◆ **TASK DESCRIPTION**
Which lines below contain the word "selected"? Copy each one.

AVAILABLE DATA section start

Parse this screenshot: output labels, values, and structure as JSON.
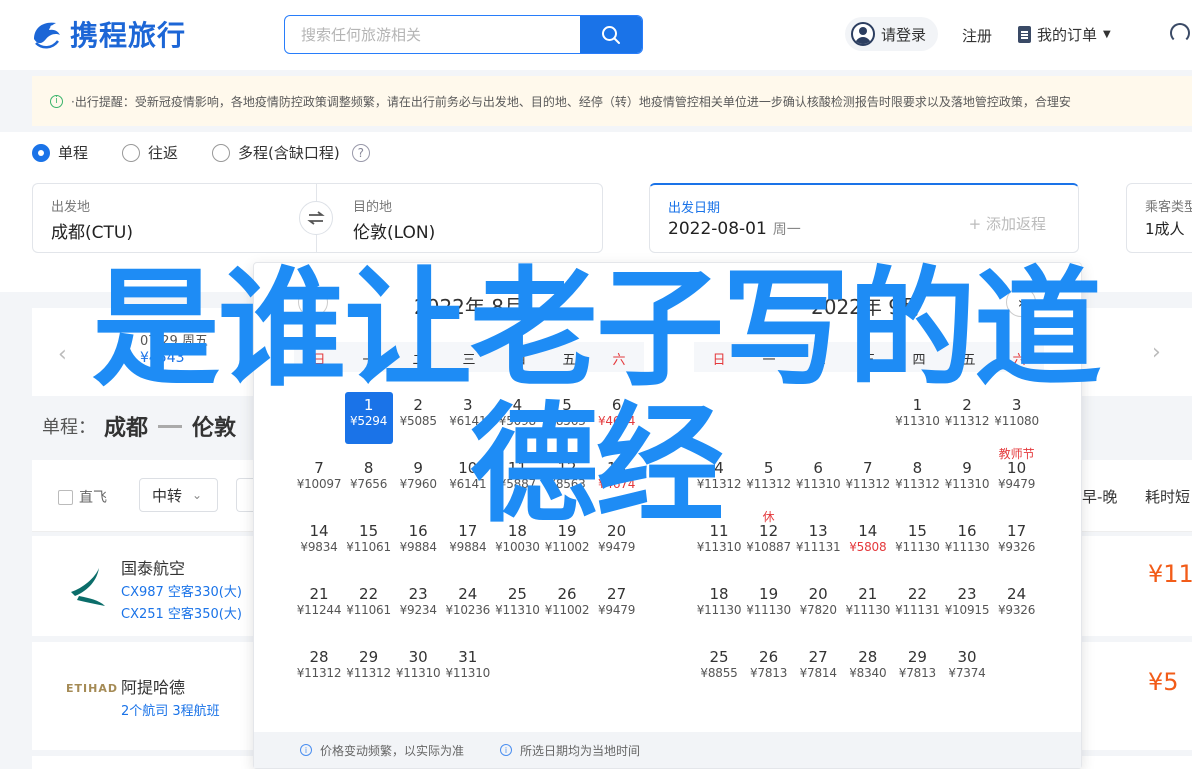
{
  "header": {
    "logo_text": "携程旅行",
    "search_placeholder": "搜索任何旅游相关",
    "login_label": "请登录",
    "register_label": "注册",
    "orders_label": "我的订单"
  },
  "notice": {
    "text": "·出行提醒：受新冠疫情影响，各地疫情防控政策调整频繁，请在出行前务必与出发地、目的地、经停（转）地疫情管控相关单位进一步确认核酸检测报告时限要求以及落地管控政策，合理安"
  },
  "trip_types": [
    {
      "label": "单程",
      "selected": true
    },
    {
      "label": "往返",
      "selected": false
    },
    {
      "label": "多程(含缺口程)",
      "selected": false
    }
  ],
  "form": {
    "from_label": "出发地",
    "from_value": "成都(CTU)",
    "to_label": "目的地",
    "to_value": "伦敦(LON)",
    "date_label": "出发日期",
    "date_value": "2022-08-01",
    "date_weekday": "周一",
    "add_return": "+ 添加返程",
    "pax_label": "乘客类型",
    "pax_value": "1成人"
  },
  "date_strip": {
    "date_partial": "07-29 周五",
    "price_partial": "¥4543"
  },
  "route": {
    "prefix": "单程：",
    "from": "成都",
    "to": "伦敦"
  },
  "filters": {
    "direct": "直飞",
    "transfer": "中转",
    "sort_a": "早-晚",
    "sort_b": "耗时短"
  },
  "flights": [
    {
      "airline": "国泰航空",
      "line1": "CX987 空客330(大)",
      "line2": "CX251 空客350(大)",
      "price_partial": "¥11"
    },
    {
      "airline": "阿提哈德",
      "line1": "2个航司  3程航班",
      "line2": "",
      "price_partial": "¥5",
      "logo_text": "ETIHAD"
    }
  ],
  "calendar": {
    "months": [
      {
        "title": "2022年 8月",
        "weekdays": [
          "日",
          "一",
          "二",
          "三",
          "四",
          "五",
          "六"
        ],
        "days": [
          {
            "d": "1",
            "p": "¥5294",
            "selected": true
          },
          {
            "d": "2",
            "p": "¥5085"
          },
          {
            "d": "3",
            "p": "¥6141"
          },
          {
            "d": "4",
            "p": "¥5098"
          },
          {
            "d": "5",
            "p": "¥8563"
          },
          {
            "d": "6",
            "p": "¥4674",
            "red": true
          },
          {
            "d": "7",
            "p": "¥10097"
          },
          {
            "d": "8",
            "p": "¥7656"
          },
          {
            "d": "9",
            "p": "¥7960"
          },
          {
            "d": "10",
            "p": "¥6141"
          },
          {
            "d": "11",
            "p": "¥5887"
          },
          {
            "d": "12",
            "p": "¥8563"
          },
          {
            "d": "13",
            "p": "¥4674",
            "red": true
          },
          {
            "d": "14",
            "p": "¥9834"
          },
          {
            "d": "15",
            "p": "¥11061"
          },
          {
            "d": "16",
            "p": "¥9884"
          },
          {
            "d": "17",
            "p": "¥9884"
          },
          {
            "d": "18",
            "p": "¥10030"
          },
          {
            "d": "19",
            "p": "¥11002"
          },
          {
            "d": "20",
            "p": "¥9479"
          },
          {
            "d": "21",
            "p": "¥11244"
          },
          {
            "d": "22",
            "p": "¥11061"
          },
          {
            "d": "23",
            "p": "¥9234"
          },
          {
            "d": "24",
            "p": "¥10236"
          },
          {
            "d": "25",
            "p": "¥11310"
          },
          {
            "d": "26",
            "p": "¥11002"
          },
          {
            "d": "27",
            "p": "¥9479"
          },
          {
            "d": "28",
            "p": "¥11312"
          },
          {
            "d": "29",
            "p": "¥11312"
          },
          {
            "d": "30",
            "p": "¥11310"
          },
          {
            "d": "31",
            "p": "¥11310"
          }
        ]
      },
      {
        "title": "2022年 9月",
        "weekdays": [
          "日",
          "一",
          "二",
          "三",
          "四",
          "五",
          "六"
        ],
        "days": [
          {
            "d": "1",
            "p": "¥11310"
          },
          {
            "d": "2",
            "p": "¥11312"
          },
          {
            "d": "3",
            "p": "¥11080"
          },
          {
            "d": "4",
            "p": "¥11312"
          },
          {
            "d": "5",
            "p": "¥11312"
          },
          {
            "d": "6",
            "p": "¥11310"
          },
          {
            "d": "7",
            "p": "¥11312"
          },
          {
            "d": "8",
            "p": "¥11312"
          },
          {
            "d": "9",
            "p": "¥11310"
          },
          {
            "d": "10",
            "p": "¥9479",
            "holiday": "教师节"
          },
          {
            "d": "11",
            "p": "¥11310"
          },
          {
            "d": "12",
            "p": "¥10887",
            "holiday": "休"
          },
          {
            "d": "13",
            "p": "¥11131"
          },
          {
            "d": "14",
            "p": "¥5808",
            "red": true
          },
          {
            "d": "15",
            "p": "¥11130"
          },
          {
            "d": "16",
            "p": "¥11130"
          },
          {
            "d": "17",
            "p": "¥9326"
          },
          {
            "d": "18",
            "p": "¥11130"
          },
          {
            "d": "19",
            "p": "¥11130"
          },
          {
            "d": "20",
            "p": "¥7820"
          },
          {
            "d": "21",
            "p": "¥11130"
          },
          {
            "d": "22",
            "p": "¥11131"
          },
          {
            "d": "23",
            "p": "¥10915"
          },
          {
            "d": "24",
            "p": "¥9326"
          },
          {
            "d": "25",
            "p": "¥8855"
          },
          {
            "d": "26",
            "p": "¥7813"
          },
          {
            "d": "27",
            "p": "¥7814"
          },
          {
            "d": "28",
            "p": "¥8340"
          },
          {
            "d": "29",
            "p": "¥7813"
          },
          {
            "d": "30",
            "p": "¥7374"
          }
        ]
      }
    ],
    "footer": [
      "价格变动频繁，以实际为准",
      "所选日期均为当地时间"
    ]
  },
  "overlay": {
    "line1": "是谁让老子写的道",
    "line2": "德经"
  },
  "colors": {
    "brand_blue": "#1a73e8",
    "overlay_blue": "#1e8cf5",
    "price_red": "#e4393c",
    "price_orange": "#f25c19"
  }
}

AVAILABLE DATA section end
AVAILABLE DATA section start

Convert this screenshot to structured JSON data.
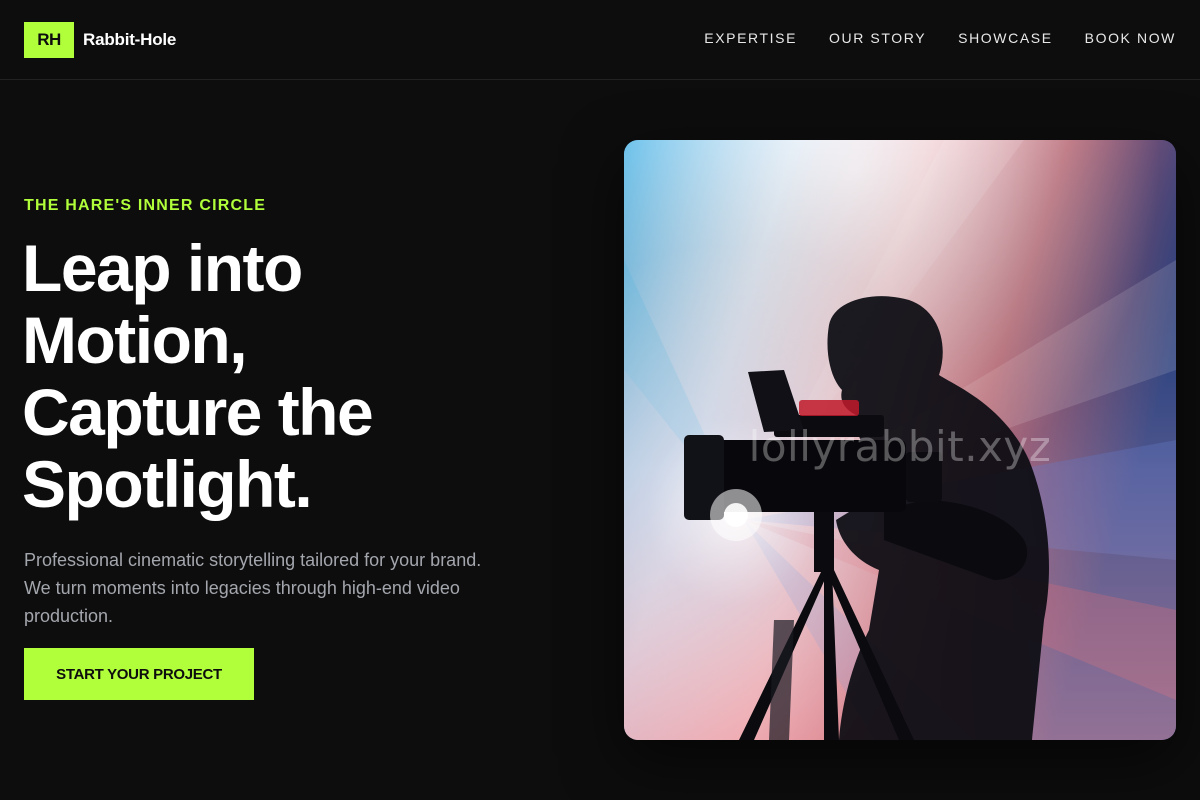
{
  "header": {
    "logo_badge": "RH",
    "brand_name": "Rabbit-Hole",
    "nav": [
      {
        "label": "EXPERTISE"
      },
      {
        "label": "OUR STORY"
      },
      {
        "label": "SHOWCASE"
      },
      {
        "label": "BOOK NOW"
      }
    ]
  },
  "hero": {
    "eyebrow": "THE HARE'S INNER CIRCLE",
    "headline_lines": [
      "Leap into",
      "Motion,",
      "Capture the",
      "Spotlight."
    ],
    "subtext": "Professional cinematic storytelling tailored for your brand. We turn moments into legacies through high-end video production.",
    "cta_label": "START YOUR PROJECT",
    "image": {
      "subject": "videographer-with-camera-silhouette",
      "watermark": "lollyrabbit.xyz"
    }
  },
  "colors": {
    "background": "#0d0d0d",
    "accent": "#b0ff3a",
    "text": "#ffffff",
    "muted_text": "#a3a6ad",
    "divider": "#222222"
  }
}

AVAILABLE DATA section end

◆ **RESPONSE**
      "selected": true
      "selected": false
      "selected": false
            "selected": true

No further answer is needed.